**PROBLEM TO WORK ON**
Every line of the entries below that includes "color" belongs in the answer, copied as written.

[Dataset rows for apps and sites]
§

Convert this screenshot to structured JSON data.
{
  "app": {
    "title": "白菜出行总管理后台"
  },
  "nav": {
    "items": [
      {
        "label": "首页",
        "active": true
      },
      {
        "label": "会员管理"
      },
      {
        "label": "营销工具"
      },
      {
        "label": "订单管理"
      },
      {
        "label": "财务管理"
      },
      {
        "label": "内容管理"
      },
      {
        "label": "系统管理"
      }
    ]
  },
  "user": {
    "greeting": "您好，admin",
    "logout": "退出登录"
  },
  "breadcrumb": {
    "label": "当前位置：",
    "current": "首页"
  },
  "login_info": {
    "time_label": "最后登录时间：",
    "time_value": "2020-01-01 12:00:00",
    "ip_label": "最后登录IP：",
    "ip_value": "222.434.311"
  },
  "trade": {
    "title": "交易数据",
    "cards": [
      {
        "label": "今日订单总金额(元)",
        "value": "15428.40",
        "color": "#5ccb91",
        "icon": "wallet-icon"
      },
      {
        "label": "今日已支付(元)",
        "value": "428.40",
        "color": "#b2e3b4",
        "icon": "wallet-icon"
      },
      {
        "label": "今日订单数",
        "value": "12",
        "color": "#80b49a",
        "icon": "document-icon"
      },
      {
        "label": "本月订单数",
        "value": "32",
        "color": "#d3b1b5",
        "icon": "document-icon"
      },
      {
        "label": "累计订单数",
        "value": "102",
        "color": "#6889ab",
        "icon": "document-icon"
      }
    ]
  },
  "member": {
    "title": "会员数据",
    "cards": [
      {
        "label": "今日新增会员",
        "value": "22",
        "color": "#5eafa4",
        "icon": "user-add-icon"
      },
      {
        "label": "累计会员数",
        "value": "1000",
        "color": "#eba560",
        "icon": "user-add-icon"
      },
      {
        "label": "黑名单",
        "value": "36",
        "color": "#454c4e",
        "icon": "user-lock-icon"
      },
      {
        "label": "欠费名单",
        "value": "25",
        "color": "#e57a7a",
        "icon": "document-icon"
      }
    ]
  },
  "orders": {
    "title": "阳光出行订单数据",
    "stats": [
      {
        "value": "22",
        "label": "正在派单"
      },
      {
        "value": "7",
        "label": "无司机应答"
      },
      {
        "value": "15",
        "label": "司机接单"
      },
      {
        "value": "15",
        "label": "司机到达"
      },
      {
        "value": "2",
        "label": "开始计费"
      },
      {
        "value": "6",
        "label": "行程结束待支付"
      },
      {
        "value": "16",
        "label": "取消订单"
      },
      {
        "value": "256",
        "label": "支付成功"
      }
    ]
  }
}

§

**TASK ANSWER**
        "color": "#5ccb91",
        "color": "#b2e3b4",
        "color": "#80b49a",
        "color": "#d3b1b5",
        "color": "#6889ab",
        "color": "#5eafa4",
        "color": "#eba560",
        "color": "#454c4e",
        "color": "#e57a7a",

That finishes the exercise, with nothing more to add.